Your task. Extract each line holding the word "icon" from the entries.
BEGIN
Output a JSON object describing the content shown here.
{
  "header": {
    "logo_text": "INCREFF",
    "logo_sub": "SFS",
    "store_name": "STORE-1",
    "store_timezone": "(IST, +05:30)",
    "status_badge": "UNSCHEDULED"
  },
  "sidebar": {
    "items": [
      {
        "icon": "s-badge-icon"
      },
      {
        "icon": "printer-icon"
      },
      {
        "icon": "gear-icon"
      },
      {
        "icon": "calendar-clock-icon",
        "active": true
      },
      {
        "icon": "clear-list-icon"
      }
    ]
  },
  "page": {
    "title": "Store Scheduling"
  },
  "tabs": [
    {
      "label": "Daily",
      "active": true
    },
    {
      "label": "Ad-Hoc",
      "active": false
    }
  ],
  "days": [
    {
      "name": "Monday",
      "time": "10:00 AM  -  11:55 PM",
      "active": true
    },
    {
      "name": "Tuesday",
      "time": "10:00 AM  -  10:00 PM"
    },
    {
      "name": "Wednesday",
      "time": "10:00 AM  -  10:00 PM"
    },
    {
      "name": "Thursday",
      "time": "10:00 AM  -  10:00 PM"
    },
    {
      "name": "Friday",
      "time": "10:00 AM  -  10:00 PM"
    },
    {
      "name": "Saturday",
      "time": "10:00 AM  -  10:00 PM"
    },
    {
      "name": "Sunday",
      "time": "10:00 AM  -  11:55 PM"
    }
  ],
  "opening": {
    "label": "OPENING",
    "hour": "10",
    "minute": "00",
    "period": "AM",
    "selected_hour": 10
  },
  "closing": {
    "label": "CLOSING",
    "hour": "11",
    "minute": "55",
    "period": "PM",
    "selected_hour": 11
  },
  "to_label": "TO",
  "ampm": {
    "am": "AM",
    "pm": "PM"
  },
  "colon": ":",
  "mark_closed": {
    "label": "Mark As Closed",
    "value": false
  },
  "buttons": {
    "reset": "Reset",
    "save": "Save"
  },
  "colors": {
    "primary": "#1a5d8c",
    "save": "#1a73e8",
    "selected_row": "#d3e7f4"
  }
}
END
Exercise response.
        "icon": "s-badge-icon"
        "icon": "printer-icon"
        "icon": "gear-icon"
        "icon": "calendar-clock-icon",
        "icon": "clear-list-icon"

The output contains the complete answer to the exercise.